Wow, what a year 2010 turned out to be. After a very tough 2009, I was wondering what to expect and was struggling to keep my 'glass half full' outlook on things.

Thankfully, in our sectors, things have turned out much better than anyone watching the doom and gloom-laden nightly news bulletins could have imagined.

In my experience, businesses and business people operating in the food and land-based sectors are a pretty resilient lot. To survive in the UK market over the past 30 years or so, they've had to become fairly lean and mean so there's not been much fat to trim off unlike some we could mention in the finance and banking sectors. In 2009, we always felt we were seeing more of a case of battening down the hatches to weather the storm rather than any wholesale abandoning of ships. But over 2010, many of our clients started to return to more 'normal' patterns of behaviour.

So what do we expect 2011 to bring? Well, hopefully, continuing signs of improvement in the economy and therefore more confidence all round. This may drive an increase in recruitment. More importantly, it should also mean business will start to plan for the long term and provide realistic training and development budgets.

When times get tough, the first thing that gets the chop is the training budget. Often, those same businesses are crying out for new skills and bemoaning the dearth of talent coming forward to work in food, agriculture and horticulture. As they say "you reap what you sow", so despite the difficulties and the need at times for short-term fixes, we can't forget to plan for the future. Consequently, it was a pleasure to read Justin King's Saturday Essay in The Grocer just before Christmas encouraging all businesses within the food sector to "demonstrate their commitment to improving skills and developing the next generation of talent". He is bang on with his comments and has been a great ambassador for the food sector as president of the IGD.

He also mentioned the need for us all to work harder as an industry to attract the high-calibre young people to nurture and mould into the industry stars of the future. We work across the entire food industry from primary producer to retailer and can honestly say that no one element of that chain has got this one right.

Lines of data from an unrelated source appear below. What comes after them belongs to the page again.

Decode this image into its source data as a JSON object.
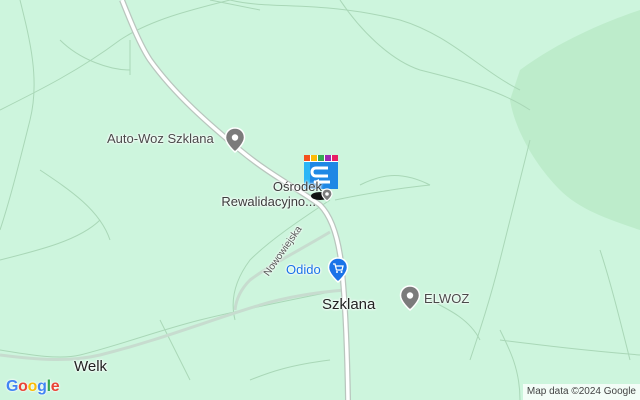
{
  "labels": {
    "autowoz": "Auto-Woz Szklana",
    "osrodek_line1": "Ośrodek",
    "osrodek_line2": "Rewalidacyjno...",
    "road": "Nowowiejska",
    "odido": "Odido",
    "szklana": "Szklana",
    "elwoz": "ELWOZ",
    "welk": "Welk"
  },
  "logo": {
    "text": [
      "G",
      "o",
      "o",
      "g",
      "l",
      "e"
    ],
    "colors": [
      "#4285F4",
      "#EA4335",
      "#FBBC05",
      "#4285F4",
      "#34A853",
      "#EA4335"
    ]
  },
  "attribution": "Map data ©2024 Google",
  "colors": {
    "land": "#cdf5dd",
    "forest": "#b9ecc9",
    "road": "#ffffff",
    "track": "#a7cdb4",
    "poi_gray": "#7b7b7b",
    "poi_shopping": "#1a73e8"
  },
  "icons": [
    "place-pin-icon",
    "shopping-cart-pin-icon",
    "transit-logo-icon"
  ]
}
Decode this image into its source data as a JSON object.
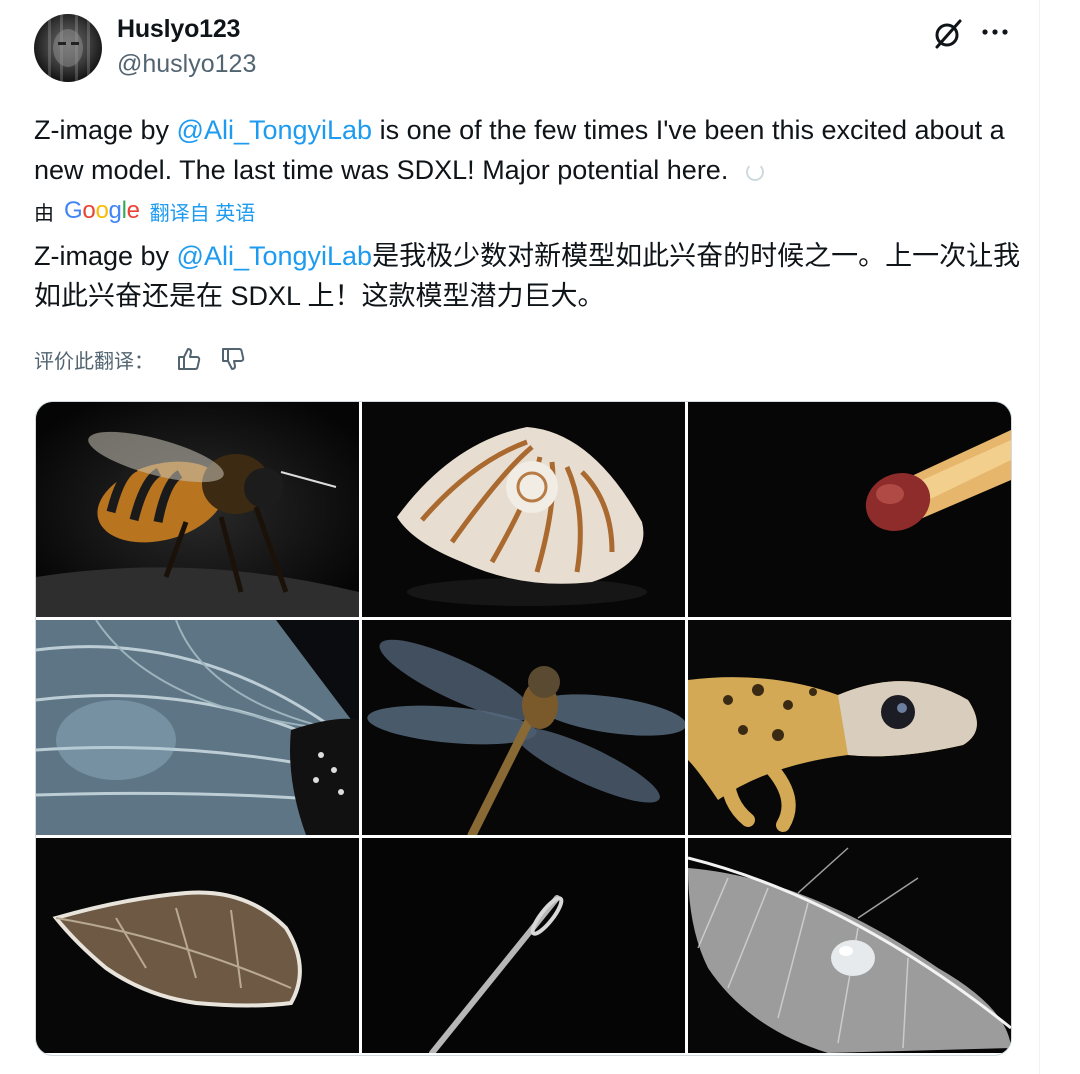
{
  "author": {
    "display_name": "Huslyo123",
    "handle": "@huslyo123"
  },
  "icons": {
    "avatar": "avatar",
    "grok": "grok-icon",
    "more": "more-icon",
    "thumbs_up": "thumbs-up-icon",
    "thumbs_down": "thumbs-down-icon",
    "spinner": "spinner-icon"
  },
  "tweet": {
    "text_before": "Z-image by ",
    "mention": "@Ali_TongyiLab",
    "text_after": " is one of the few times I've been this excited about a new model. The last time was SDXL! Major potential here."
  },
  "translation": {
    "by_label": "由",
    "provider": "Google",
    "link_label": "翻译自 英语",
    "text_before": "Z-image by ",
    "mention": "@Ali_TongyiLab",
    "text_after": "是我极少数对新模型如此兴奋的时候之一。上一次让我如此兴奋还是在 SDXL 上！这款模型潜力巨大。",
    "rate_label": "评价此翻译："
  },
  "media": {
    "images": [
      "bee",
      "seashell",
      "matchstick",
      "butterfly-wing",
      "dragonfly",
      "gecko",
      "frosted-leaf",
      "needle",
      "feather"
    ]
  },
  "colors": {
    "accent": "#1d9bf0",
    "text": "#0f1419",
    "secondary": "#536471",
    "border": "#cfd9de"
  }
}
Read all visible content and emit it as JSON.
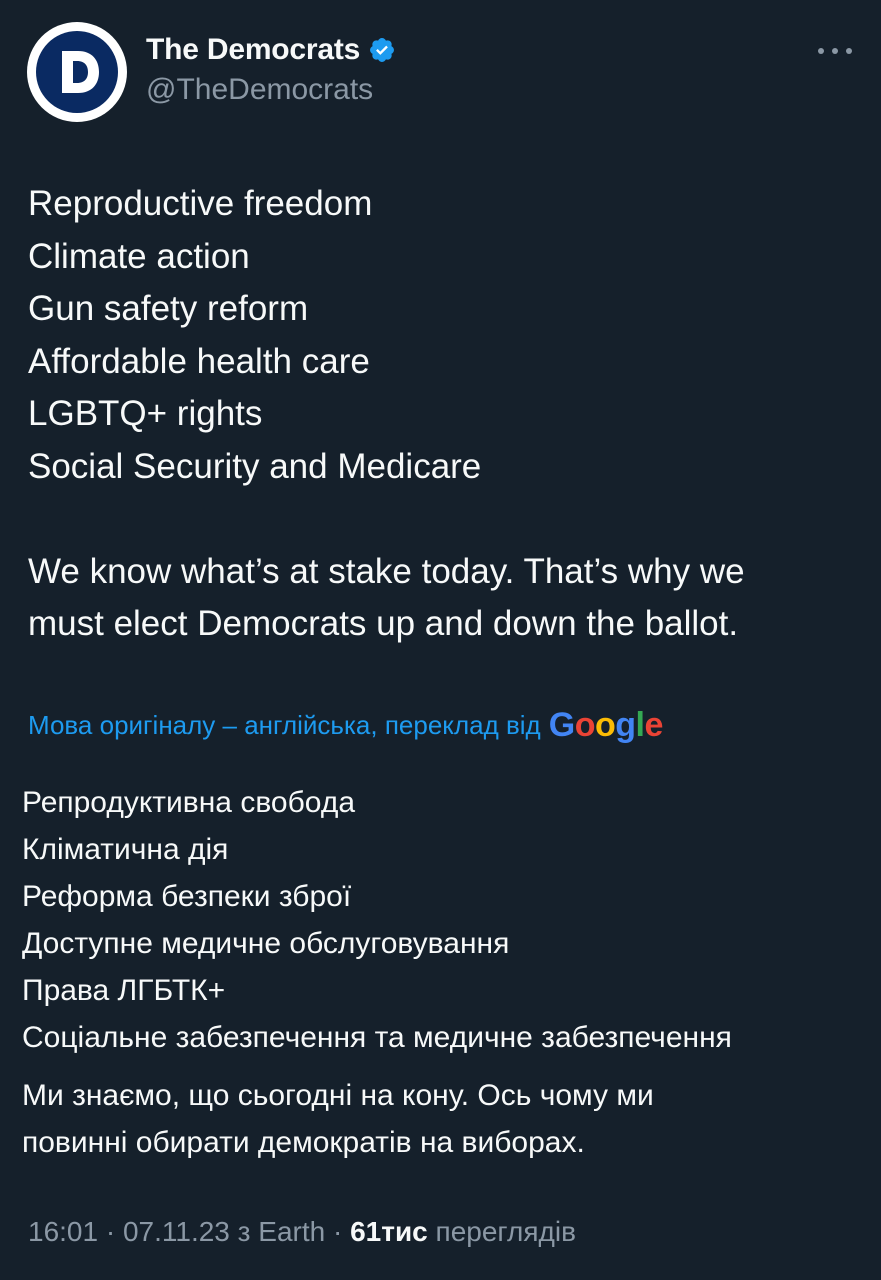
{
  "author": {
    "name": "The Democrats",
    "handle": "@TheDemocrats",
    "avatar_letter": "D",
    "verified": true
  },
  "tweet": {
    "lines": [
      "Reproductive freedom",
      "Climate action",
      "Gun safety reform",
      "Affordable health care",
      "LGBTQ+ rights",
      "Social Security and Medicare"
    ],
    "paragraph2": [
      "We know what’s at stake today. That’s why we",
      "must elect Democrats up and down the ballot."
    ]
  },
  "translation": {
    "notice": "Мова оригіналу – англійська, переклад від",
    "provider": "Google",
    "lines": [
      "Репродуктивна свобода",
      "Кліматична дія",
      "Реформа безпеки зброї",
      "Доступне медичне обслуговування",
      "Права ЛГБТК+",
      "Соціальне забезпечення та медичне забезпечення"
    ],
    "paragraph2": [
      "Ми знаємо, що сьогодні на кону. Ось чому ми",
      "повинні обирати демократів на виборах."
    ]
  },
  "meta": {
    "time": "16:01",
    "separator": " · ",
    "date": "07.11.23",
    "source": "з Earth",
    "views_count": "61тис",
    "views_label": "переглядів"
  },
  "colors": {
    "background": "#15202b",
    "text": "#f7f9f9",
    "secondary": "#8b98a5",
    "link": "#1d9bf0",
    "verified": "#1d9bf0",
    "avatar_blue": "#0a2a62"
  },
  "icons": {
    "verified": "verified-badge-icon",
    "more": "more-options-icon"
  }
}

For years I have encouraged colleagues and clients to be more proactive in working with schools and colleges.

One of my mantras has always been 'adopt your local school'. It might seem the ultimate in long-range planning but it's a great way of boosting your image and that of the industries you represent.

Guy Moreton is director of recruitment practitioner MorePeople.